## Trick For Simplifying Large Fractions

Pay attention! This** trick** is very good** for simplifying fractions that have large numbers.**

- As shown in the image, we
**break down the numerator (140) and the denominator (140)**into prime factors and write the factors of each in the form of a fraction. - We cross out the
**factors that are the same**, both in the numerator and denominator, and multiply the factors that were not crossed out. - In the
**numerator**, we only have**7**and in the**denominator**, we have**2 × 2 × 5**which is 20. - Finally,
**we are left with \(\frac{7}{20}\) which is the irreducible fraction of \(\frac{140}{400}\)**.

Be very careful when using this method. We can only cross out common factors, the numbers that can be multiplied to get the numerator and denominator.

## Examples of Simplifying Fractions

To keep learning, we are going to look at a few examples of activities that children complete during their Smartick sessions when learning to simplify fractions.

### Activity 1

In this activity, you first need to mentally calculate the simplified fraction in order to find out which is the correct answer.

#### Solution 1

If we mentally eliminate the horizontal line, we see that the simplified fraction of **\(\frac{8}{10}\)** is **\(\frac{4}{5}\)**.

### Activity 2

We want to find the **simplified fraction** to represent the gray stars. By counting the gray stars from the total number of stars we see that the fraction, before simplification, is **\(\frac{3}{15}\)**.

#### Solution 2

Looking at how the stars are organized into columns, we see that one of the five columns is gray. Therefore the simplified fraction of **\(\frac{3}{15}\) **is **\(\frac{1}{5}\)**.

### Activity 3

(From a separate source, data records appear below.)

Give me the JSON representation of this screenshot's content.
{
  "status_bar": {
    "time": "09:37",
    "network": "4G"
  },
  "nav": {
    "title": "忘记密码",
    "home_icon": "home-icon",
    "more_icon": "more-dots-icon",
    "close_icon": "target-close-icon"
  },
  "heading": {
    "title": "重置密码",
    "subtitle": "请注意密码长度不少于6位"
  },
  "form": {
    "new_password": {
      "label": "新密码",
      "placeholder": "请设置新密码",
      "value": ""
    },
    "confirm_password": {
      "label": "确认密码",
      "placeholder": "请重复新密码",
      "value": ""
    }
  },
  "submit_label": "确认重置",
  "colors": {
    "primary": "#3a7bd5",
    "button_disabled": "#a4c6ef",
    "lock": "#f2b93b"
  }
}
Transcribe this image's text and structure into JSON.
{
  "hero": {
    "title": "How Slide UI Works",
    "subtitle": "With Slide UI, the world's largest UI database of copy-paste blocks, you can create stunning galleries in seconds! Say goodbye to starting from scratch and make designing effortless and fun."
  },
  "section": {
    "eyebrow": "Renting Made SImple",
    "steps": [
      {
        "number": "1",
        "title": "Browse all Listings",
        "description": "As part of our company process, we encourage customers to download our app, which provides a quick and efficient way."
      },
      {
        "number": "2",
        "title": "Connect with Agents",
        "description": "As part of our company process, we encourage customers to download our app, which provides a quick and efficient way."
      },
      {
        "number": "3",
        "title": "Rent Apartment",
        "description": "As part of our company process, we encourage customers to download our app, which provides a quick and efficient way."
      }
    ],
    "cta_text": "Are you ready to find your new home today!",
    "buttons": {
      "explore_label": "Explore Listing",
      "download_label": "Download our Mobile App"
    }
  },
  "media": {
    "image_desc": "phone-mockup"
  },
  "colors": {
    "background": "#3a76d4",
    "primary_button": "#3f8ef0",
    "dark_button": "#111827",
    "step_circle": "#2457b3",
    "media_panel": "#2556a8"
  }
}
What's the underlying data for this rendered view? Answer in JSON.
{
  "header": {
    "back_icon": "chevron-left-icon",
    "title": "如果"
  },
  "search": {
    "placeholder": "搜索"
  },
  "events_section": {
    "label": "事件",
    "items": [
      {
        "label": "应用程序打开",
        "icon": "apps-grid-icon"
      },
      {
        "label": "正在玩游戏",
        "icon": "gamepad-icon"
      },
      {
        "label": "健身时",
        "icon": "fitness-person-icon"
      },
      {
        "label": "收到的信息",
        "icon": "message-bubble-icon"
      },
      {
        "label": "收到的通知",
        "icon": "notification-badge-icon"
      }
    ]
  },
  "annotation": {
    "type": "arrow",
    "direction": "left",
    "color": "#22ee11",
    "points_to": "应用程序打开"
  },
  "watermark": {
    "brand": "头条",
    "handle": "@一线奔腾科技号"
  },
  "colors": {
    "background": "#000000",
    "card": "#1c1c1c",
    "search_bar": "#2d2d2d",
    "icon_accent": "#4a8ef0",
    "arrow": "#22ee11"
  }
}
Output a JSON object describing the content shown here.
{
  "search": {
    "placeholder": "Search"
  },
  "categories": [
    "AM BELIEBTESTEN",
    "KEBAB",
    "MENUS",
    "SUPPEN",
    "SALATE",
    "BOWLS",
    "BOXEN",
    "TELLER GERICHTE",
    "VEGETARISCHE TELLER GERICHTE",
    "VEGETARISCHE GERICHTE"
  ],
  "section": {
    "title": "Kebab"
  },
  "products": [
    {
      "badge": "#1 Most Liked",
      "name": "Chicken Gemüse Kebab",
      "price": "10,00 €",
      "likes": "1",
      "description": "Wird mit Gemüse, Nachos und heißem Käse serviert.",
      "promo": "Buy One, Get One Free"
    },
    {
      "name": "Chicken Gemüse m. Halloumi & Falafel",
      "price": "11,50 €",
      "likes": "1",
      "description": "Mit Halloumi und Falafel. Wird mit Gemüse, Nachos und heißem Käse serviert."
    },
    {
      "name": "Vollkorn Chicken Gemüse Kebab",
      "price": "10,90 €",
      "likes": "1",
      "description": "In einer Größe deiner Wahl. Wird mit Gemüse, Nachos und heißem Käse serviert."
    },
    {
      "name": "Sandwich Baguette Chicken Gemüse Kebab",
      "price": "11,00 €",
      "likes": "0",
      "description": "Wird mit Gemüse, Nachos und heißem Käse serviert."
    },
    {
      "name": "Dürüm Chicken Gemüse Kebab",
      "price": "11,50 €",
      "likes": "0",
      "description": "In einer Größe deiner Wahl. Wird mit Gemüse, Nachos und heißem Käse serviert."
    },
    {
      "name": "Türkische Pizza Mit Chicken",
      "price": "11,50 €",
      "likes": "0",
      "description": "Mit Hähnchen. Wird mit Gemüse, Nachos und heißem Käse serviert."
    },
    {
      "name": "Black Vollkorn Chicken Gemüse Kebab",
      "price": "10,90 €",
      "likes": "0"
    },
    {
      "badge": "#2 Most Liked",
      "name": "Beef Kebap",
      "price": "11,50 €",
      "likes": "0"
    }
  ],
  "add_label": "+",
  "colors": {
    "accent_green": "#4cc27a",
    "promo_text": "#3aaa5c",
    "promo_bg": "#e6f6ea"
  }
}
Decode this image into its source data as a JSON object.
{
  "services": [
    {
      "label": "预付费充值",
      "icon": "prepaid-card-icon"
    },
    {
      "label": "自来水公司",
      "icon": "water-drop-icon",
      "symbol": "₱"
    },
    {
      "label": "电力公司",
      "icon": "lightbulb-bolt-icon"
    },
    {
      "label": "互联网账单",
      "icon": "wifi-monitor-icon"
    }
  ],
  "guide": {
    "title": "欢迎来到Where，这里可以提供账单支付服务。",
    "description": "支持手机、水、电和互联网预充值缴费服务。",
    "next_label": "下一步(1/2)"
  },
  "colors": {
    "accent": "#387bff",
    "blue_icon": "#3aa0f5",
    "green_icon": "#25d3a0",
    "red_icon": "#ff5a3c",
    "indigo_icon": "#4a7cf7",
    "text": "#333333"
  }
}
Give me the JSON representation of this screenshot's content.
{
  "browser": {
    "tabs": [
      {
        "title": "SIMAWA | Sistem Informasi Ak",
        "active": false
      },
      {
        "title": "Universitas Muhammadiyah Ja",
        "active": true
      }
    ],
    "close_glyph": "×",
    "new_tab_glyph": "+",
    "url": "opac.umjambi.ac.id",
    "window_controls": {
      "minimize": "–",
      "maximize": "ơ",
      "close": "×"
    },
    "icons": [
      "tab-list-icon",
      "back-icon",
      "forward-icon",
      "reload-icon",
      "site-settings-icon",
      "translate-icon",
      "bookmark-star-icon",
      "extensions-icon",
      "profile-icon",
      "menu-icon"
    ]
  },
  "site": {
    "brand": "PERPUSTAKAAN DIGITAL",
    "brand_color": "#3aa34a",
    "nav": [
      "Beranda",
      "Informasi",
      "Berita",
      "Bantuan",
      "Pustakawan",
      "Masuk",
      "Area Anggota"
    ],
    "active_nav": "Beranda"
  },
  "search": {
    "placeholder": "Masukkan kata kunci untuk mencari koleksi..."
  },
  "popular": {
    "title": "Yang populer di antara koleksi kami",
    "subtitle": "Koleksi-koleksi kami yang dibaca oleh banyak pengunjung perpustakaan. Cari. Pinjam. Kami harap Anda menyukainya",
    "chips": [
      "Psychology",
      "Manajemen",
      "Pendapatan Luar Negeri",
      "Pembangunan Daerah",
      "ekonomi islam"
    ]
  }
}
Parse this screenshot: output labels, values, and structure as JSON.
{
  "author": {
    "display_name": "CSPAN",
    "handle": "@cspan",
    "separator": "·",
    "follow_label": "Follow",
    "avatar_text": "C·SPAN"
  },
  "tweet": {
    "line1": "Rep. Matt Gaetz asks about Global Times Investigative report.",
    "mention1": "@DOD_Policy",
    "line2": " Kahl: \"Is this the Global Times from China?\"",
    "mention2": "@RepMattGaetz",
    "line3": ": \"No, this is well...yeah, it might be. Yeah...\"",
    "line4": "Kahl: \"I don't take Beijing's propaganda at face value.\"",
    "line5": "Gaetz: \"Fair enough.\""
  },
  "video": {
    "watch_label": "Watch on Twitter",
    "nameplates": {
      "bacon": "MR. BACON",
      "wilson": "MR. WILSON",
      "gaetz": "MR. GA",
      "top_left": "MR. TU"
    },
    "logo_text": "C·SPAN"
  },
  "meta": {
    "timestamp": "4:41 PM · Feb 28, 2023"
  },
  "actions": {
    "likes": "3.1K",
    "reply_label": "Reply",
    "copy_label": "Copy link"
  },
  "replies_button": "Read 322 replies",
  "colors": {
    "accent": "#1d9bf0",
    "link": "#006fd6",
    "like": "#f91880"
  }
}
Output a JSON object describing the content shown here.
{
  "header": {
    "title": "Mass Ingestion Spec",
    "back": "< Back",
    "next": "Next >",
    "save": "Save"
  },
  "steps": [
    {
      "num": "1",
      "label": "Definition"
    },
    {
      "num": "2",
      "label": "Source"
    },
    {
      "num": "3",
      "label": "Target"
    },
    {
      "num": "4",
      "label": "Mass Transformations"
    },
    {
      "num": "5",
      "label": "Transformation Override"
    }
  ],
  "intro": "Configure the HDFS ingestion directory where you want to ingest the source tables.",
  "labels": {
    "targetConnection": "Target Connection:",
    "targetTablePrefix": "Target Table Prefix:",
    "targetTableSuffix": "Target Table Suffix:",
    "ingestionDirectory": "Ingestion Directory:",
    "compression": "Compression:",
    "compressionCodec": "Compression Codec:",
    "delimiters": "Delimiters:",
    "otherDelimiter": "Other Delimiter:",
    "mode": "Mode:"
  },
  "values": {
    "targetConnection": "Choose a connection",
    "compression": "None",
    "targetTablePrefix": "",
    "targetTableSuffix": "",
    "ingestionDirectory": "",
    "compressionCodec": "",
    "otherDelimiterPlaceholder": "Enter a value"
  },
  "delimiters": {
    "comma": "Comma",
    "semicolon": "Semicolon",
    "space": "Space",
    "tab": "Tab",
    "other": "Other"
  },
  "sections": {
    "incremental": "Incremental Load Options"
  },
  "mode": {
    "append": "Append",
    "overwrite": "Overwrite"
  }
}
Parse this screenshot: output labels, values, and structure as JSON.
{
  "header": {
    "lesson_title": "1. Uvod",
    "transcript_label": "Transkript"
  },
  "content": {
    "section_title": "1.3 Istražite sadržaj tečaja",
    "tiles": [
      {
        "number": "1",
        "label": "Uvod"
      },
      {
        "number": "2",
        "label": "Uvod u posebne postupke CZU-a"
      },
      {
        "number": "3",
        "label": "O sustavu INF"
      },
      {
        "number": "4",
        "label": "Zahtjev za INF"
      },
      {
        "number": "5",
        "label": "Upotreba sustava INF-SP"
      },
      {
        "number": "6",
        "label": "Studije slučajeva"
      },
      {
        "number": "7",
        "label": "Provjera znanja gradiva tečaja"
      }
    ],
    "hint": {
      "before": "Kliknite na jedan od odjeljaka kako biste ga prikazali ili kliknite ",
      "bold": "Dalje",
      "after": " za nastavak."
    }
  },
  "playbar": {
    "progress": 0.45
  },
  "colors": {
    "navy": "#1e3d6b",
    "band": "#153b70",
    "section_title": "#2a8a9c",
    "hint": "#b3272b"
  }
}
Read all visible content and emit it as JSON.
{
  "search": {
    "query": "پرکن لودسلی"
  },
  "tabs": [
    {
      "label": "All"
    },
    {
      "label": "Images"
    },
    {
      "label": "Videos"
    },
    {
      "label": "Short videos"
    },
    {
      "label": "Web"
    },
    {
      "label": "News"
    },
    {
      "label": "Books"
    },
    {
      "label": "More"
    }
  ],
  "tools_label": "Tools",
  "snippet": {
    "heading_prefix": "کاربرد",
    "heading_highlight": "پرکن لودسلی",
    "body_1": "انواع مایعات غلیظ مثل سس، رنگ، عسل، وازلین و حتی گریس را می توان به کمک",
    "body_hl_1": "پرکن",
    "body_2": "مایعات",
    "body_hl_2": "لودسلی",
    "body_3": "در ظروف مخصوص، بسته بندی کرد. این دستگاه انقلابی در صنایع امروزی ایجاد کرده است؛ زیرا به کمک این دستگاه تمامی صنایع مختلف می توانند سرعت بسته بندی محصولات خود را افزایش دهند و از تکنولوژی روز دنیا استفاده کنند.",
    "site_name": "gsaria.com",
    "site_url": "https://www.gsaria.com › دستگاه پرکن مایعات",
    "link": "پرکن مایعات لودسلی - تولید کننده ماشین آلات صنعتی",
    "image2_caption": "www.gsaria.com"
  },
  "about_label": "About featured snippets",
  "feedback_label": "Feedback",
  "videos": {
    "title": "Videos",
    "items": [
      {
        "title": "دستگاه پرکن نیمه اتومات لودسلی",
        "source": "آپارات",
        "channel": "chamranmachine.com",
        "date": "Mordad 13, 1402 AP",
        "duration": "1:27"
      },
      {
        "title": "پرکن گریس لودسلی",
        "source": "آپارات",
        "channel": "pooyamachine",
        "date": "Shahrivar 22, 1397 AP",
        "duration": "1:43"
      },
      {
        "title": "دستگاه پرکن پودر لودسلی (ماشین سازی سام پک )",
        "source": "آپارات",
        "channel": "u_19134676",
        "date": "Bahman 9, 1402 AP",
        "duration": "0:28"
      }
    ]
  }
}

You already know that you can use the two different methods that we previously explained to simplify the fraction, whichever method you prefer.

And if you have a fraction with larger numbers, remember to use the trick that we have shown you.

#### Solution 3

For both of the methods we have shown, the solution would be **\(\frac{2}{5}\)**.

### Activity 4

In this activity, we divide by different numbers until we **find an irreducible fraction.**

#### Solution 4

We divided the numerator and denominator by 3 and obtained **\(\frac{2}{10}\) **which is not irreducible. Then by 2 which resulted in **\(\frac{1}{5}\),** which is the irreducible fractions because there is no other number that we can divide the numerator and denominator by.

### Activity 5

In this activity, you need to take out the **equivalent fractions** and can use the images to help you.

#### Solution 5

Observing the colored parts, we see that the first numerator needs to be 8 and the second, 4. Looking at how the third is divided, we see that the denominator is 4. We have simplified the fractions, obtaining equivalent fractions, but not finding an irreducible fraction, which is **\(\frac{1}{2}\)**.

### Activity 6

You need to write a **simplified fraction** with help from the number line.

#### Solution 6

This visual support used in this activity is a **number line.**

**\(\frac{2}{6}\) **corresponds to dividing the length of a segment into six equal parts and then staying at the second mark. Since the simplified fraction is **\(\frac{1}{3}\)** we could have also divided the length into three parts and then stayed at the first mark.

If you have enjoyed this post and would like to learn more about how to simplify fractions and other math topics, register with Smartick and try it for free!

Learn More:

- Subtracting Fractions Exercises with Common and Uncommon Denominators
- Learn and Practice How to Subtract or Add Fractions
- Types of Fractions: Proper, Improper, Fractions Equal to One
- Two Ways of Dividing Fractions and Some Examples
- Review and Practice the Two Methods of Dividing Fractions